In 2013, Botswana Ministry of Health officials shared findings from the Global Burden of Disease (GBD) 2010 Study with President Khama. The GBD findings revealed that alcohol use was the leading risk factor for disease burden in the country in 2010, and the burden associated with this cause had increased 145% since 1990. For President Khama, the GBD findings vindicated his actions to curb the effects of harmful alcohol use and strengthened his resolve to reduce it.
Data from civil registration and disease surveillance programs are vital for pinpointing the diseases and injuries that are cutting lives short and causing suffering around the world. Unfortunately, huge gaps in these crucial data sources present major challenges to evidence-based health policymaking. That is why we at IHME welcome the Data for Health initiative, funded by Bloomberg Philanthropies, which aims to improve the availability of birth and death records and non-communicable disease surveillance data.
Rodrigo Guerrero, the mayor of Cali, Colombia, was the inaugural winner of the Roux Prize in 2014. IHME’s Director of Communications, William Heisel, asked him about the work that led to his nomination, what the prize meant to him, and his hopes for how the Roux Prize might spur more evidence-based decision-making in the future.
Dr. Binagwaho is using Global Burden of Disease data to improve the health of Rwandans in two major ways: directly, by using GBD results to prioritize policy and health focus areas, and collaboratively, by training Ministry of Health staff to better understand these measures and metrics, and by sharing data collected locally to improve GBD estimates.
Trends in the world’s most populous countries have a huge impact on the global health picture overall. If the child mortality rate improves even modestly in a country as big as India, it can have enormous implications for the total number of children who die before the age of 5 every year. That’s one of the reasons it was such an important step for global health efforts when China took an active role in the Global Burden of Disease project.
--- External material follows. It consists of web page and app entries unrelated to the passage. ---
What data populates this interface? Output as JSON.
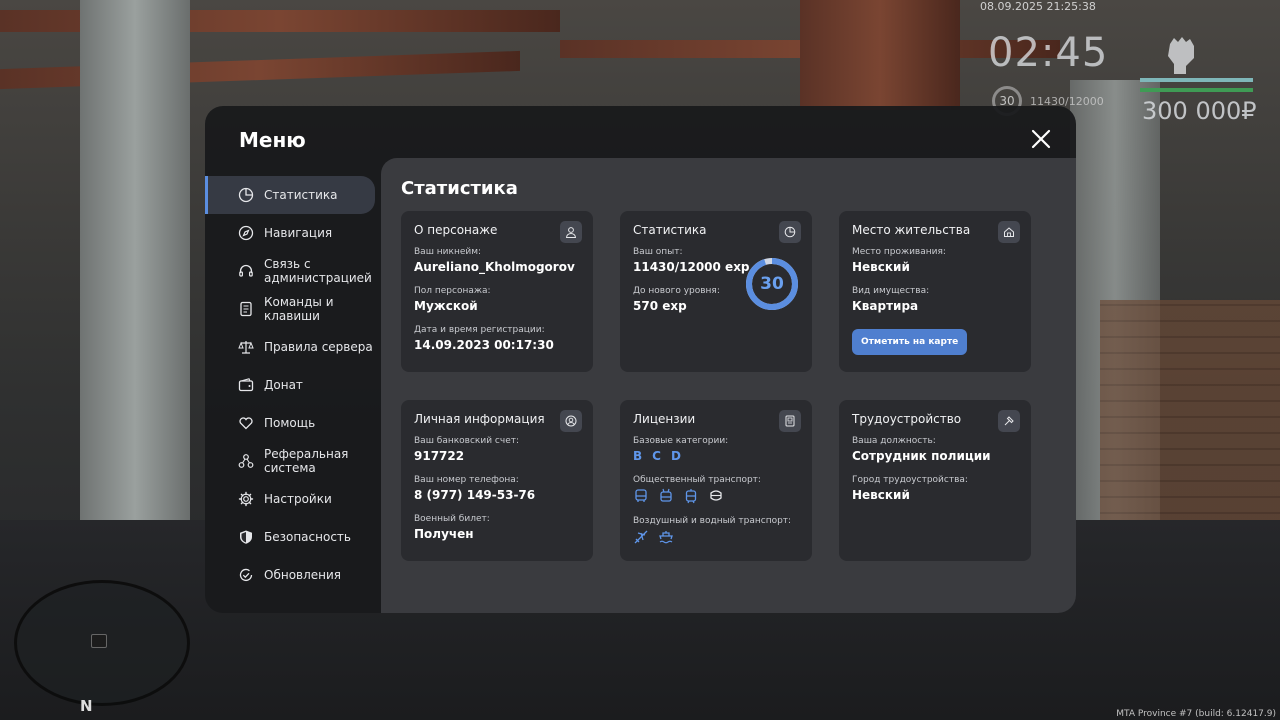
{
  "hud": {
    "datetime": "08.09.2025 21:25:38",
    "time": "02:45",
    "level": "30",
    "exp": "11430/12000",
    "money": "300 000₽",
    "build": "MTA Province #7 (build: 6.12417.9)",
    "radar_north": "N"
  },
  "menu": {
    "title": "Меню",
    "sidebar": [
      {
        "label": "Статистика",
        "icon": "pie-chart-icon",
        "active": true
      },
      {
        "label": "Навигация",
        "icon": "compass-icon"
      },
      {
        "label": "Связь с администрацией",
        "icon": "headset-icon"
      },
      {
        "label": "Команды и клавиши",
        "icon": "document-icon"
      },
      {
        "label": "Правила сервера",
        "icon": "scales-icon"
      },
      {
        "label": "Донат",
        "icon": "wallet-icon"
      },
      {
        "label": "Помощь",
        "icon": "heart-hand-icon"
      },
      {
        "label": "Реферальная система",
        "icon": "network-icon"
      },
      {
        "label": "Настройки",
        "icon": "gear-icon"
      },
      {
        "label": "Безопасность",
        "icon": "shield-icon"
      },
      {
        "label": "Обновления",
        "icon": "check-refresh-icon"
      }
    ]
  },
  "content": {
    "title": "Статистика",
    "character": {
      "title": "О персонаже",
      "nickname_label": "Ваш никнейм:",
      "nickname": "Aureliano_Kholmogorov",
      "gender_label": "Пол персонажа:",
      "gender": "Мужской",
      "reg_label": "Дата и время регистрации:",
      "reg": "14.09.2023 00:17:30"
    },
    "stats": {
      "title": "Статистика",
      "exp_label": "Ваш опыт:",
      "exp": "11430/12000 exp",
      "next_label": "До нового уровня:",
      "next": "570 exp",
      "level": "30",
      "progress": 0.95,
      "accent": "#5b8ee0"
    },
    "residence": {
      "title": "Место жительства",
      "place_label": "Место проживания:",
      "place": "Невский",
      "property_label": "Вид имущества:",
      "property": "Квартира",
      "map_button": "Отметить на карте"
    },
    "personal": {
      "title": "Личная информация",
      "bank_label": "Ваш банковский счет:",
      "bank": "917722",
      "phone_label": "Ваш номер телефона:",
      "phone": "8 (977) 149-53-76",
      "military_label": "Военный билет:",
      "military": "Получен"
    },
    "licenses": {
      "title": "Лицензии",
      "base_label": "Базовые категории:",
      "categories": [
        "B",
        "C",
        "D"
      ],
      "public_label": "Общественный транспорт:",
      "air_label": "Воздушный и водный транспорт:"
    },
    "employment": {
      "title": "Трудоустройство",
      "position_label": "Ваша должность:",
      "position": "Сотрудник полиции",
      "city_label": "Город трудоустройства:",
      "city": "Невский"
    }
  }
}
Dr. Rodrigo Guerrero, a Harvard-trained epidemiologist and mayor of Cali, Colombia, won the inaugural Roux Prize in 2014. He has dedicated his career to bettering his community by preventing violence in what has historically been one of the most violent cities in the world.
Michael Bloomberg built his media company by using data to make smart decisions and by selling data. Then, when he took on the role of New York City Mayor, Bloomberg turned to a different kind of data: disease burden evidence.
Change isn’t always easy, but sometimes it’s essential to help you reach your goals.
On paper, it can sound like a straightforward goal: reduce tobacco usage worldwide to lower the health impacts from cancer and cardiovascular disease. Achieving it is far from easy.
Walk into the home of a low-income family in India and you are likely to see one of the leading causes of premature death and disability: a wood-fired cookstove.
Even though the dangers of tobacco use have been well-documented for decades, concerted outreach is often essential to engage policymakers in the fight against tobacco.
In the United Kingdom, finding out how the UK’s population health compared to that of other countries helped spur policy action.
The Western Cape Health Department used the evidence published in a 2007 report to motivate local government officials to address a major cause of premature death and disability: alcohol.
A collaborative approach figured prominently in the United Arab Emirates’ (UAE) National Strategy and Action Plan for Environmental Health, designed to address the burden of disease from air pollution and other environmental causes.
“The burden of disease and injury in Australia 2003,” a report released in 2007, showed that tobacco use was the leading risk factor for disease burden in the country.